Video surveillance

Octopuses have very sophisticated eyesight, making everyday mirrors or videos, controllable tools that could help biologists see how the animals interact with their surroundings, ineffective in a lab. Essentially, the creatures know that the visuals aren't real.

New display technologies, however, make movies look more realistic, leading Pronk and her team to try HDTV. After some tinkering, they found that the octopuses reacted strongly to what they saw on the screen.

"This is the first time such a strong, appropriate response has been shown from a cephalopod to video," said Pronk. "The octopuses' reactions were the same as the way they react to these objects out in the ocean. For instance, when an octopus sees a crab out in the ocean, they generally try to sneak up or jet over to it and envelope it under their arms. This is how the octopuses reacted to the video crab."

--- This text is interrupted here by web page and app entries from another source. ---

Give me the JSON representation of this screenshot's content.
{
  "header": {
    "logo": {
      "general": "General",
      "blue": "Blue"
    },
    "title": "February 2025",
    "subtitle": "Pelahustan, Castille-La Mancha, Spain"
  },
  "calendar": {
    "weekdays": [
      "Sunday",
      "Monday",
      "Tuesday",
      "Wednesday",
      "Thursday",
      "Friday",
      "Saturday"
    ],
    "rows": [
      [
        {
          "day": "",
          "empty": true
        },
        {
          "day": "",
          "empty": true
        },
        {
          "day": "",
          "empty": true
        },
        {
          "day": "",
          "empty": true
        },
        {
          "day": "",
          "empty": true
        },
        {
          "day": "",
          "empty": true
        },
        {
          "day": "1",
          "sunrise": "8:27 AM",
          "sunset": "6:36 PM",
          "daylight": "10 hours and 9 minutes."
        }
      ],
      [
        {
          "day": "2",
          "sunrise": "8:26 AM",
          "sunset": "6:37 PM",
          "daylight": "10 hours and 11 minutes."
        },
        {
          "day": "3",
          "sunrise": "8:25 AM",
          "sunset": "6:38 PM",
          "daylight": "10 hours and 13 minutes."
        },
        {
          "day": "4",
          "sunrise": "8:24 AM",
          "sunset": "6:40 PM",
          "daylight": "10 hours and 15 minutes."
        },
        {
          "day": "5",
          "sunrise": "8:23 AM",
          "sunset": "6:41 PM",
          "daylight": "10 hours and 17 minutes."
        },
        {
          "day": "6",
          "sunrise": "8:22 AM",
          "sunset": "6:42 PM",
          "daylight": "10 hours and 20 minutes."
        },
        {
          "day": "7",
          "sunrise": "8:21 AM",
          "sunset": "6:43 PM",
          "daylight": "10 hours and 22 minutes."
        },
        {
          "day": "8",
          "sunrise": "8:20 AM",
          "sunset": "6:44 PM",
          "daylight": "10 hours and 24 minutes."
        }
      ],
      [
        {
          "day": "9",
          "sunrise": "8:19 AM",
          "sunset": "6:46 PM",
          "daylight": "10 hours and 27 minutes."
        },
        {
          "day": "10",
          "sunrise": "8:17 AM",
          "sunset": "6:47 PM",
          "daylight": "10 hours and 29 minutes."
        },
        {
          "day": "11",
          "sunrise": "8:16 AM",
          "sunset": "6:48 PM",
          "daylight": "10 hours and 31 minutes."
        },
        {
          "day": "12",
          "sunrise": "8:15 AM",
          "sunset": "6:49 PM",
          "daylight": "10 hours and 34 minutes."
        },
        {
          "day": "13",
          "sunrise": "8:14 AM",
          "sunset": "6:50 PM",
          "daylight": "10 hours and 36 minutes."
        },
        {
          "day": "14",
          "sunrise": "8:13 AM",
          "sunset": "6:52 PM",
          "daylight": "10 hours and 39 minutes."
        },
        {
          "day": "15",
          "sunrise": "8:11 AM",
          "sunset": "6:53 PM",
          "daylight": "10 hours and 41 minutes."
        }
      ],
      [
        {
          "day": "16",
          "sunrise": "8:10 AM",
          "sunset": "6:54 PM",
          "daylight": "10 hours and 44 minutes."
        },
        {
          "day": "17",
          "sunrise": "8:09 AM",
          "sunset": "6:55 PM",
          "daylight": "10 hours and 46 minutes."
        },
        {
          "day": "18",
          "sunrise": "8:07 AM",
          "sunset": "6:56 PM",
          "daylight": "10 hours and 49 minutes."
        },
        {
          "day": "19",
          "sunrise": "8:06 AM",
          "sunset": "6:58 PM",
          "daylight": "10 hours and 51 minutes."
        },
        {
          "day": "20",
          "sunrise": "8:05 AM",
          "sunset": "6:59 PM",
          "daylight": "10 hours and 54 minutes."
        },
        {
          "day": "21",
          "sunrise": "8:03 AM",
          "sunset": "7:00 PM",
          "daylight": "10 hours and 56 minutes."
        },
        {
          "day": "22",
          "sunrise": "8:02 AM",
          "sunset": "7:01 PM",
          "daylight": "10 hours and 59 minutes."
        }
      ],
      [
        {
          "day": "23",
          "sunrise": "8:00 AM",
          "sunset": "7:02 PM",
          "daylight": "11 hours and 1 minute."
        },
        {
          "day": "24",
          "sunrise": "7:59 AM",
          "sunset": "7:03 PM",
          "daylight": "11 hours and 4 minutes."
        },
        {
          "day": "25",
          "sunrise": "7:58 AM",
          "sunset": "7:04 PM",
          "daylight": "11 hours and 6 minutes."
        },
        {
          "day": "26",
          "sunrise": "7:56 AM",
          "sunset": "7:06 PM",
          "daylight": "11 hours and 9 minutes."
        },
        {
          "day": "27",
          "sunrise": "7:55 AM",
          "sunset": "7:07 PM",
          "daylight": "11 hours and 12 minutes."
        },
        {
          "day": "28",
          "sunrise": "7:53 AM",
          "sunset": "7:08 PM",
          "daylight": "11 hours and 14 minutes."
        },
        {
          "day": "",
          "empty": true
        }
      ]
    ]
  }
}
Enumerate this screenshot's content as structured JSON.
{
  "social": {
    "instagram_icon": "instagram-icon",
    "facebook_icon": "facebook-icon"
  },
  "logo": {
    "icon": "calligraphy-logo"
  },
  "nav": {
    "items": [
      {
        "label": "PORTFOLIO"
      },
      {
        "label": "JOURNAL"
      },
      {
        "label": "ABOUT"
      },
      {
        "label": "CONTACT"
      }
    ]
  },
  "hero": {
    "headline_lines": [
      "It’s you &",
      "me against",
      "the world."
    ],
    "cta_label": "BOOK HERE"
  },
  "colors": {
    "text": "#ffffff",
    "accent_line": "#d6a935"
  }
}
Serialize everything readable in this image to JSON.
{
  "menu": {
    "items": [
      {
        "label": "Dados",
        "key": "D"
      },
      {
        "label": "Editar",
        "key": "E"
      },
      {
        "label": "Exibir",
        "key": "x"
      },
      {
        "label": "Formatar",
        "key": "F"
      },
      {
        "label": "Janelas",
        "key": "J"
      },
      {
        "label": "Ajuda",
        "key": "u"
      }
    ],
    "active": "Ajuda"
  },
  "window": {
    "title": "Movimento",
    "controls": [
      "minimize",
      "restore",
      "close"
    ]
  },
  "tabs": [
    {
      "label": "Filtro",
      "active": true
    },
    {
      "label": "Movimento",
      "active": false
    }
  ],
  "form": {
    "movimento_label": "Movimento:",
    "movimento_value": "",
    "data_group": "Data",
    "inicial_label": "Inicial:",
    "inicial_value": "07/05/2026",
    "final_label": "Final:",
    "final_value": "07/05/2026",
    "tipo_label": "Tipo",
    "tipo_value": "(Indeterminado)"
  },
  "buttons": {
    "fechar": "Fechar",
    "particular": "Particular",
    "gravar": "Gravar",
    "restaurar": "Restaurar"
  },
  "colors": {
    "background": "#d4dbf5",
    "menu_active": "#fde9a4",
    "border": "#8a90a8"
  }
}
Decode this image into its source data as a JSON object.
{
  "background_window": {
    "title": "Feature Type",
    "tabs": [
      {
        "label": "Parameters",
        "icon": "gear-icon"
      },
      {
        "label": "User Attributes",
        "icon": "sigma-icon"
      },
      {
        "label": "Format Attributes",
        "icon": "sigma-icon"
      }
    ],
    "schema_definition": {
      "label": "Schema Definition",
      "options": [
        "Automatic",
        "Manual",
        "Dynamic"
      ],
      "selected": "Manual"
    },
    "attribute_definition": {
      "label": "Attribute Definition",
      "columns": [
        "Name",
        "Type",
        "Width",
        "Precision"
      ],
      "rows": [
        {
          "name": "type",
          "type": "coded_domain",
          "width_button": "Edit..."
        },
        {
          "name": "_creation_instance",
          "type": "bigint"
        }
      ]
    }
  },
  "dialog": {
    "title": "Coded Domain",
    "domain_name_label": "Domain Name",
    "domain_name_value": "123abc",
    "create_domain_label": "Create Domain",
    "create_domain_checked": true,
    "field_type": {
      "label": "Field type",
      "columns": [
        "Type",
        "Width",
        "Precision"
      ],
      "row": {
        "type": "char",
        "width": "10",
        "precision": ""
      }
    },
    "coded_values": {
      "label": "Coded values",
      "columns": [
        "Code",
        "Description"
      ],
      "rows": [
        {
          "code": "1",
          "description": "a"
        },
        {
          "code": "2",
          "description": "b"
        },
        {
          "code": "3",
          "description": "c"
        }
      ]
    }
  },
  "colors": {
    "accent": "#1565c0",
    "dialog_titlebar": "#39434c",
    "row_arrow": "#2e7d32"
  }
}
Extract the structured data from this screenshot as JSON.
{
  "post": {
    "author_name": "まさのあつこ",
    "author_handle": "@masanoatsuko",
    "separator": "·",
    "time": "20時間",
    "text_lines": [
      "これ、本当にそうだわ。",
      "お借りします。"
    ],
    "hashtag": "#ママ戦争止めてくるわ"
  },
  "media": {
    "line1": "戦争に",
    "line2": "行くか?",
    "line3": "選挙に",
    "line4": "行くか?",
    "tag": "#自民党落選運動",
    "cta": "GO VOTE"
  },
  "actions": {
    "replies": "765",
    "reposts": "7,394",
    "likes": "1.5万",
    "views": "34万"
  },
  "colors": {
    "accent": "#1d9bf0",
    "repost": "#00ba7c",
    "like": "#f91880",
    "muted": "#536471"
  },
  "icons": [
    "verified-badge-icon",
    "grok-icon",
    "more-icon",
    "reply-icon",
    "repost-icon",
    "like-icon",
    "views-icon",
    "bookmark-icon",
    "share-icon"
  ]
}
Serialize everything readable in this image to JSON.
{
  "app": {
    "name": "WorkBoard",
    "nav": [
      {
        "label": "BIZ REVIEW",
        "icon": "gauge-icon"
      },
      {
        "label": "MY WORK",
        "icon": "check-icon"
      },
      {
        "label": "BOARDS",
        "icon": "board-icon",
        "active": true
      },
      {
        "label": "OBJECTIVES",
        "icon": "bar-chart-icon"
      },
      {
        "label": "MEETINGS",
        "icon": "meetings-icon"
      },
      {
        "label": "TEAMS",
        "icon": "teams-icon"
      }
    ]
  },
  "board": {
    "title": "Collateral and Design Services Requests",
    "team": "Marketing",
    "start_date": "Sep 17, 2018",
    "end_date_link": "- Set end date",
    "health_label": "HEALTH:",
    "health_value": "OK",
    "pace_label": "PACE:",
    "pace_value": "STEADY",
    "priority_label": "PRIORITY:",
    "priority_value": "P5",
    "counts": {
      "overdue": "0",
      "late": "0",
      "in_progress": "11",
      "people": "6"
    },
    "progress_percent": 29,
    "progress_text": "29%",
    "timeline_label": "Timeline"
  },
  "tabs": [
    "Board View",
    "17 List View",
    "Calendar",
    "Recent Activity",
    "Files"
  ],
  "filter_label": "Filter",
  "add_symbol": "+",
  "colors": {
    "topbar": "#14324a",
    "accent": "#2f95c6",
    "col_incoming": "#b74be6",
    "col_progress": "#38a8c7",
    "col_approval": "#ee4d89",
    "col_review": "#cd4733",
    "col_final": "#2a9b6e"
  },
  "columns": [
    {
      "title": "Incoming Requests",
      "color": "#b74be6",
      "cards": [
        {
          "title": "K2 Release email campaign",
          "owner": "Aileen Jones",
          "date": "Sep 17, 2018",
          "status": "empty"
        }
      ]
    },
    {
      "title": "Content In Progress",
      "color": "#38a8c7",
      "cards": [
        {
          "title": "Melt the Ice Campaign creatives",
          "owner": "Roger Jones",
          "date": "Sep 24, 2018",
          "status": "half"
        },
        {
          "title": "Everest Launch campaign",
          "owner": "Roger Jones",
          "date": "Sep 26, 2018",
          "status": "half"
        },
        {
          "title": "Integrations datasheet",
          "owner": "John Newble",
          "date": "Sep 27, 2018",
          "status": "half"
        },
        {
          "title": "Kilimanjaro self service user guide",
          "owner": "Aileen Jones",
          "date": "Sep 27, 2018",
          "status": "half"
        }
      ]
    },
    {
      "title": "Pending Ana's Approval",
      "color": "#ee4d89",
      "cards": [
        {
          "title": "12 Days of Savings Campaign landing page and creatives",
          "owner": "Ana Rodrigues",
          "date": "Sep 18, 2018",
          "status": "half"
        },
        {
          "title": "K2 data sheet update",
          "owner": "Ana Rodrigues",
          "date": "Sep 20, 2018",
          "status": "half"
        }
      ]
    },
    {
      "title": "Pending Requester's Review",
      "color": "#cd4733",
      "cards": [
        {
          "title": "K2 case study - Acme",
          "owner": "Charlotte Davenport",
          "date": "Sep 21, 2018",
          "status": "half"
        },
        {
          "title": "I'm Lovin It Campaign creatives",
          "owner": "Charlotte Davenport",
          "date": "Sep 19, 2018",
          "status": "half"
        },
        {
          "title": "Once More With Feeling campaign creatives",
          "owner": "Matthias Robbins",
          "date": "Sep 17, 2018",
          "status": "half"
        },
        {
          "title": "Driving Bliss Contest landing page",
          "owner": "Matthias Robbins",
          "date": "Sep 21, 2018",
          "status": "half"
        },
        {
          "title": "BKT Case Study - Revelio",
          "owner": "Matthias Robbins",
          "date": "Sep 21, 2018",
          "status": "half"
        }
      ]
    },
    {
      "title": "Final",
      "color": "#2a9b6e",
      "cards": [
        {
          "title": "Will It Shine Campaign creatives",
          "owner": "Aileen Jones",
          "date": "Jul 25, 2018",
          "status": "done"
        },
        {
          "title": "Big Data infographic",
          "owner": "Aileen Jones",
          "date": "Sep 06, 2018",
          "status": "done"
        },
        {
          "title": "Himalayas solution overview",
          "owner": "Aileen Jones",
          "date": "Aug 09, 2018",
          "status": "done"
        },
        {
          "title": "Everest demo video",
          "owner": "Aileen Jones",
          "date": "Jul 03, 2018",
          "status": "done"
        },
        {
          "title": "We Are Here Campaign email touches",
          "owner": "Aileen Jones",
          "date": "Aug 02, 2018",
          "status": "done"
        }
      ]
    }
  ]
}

The high-quality footage displayed with the latest and greatest technology led to the reactions, said Pronk. Seeing such significant responses, Pronk decided to explore whether the individuals had personalities by exposing them to videos over the course of a few days.

{{ video="LS_100319_Octopus0" title="Octopus Fooled by HDTV" caption="Octopus reacts to HDTV by attacking on-screen crab or hiding from the image of another octopus. Credit: Renata Pronk, Macquarie University & LiveScience.com" }} 

Personality episodes

If an octopus has a distinct personality, the researchers would expect to see the same behaviors from a certain individual consistently over time. Yet during the experiment, an octopus showed interest in the video one day, and seemingly became bored the next. Pronk uncovered that the octopuses have episodic personalities, meaning they display consistent traits over short periods of time, but longer-term, their behaviors changed completely.

"In short, they had what appear to be very short-lived personalities," she said.

Her discoveries, with the help of future experiments that use HDTV, could help marine biologists find out more about the behavior of octopuses and other cephalopods, like cuttlefish and squid.

"We can hopefully answer many more questions about cephalopod behavior using video playback," said Pronk. She would like to find out what it means when they change color, and if they can learn from each other. "This study raises even more questions about octopus personality," she said.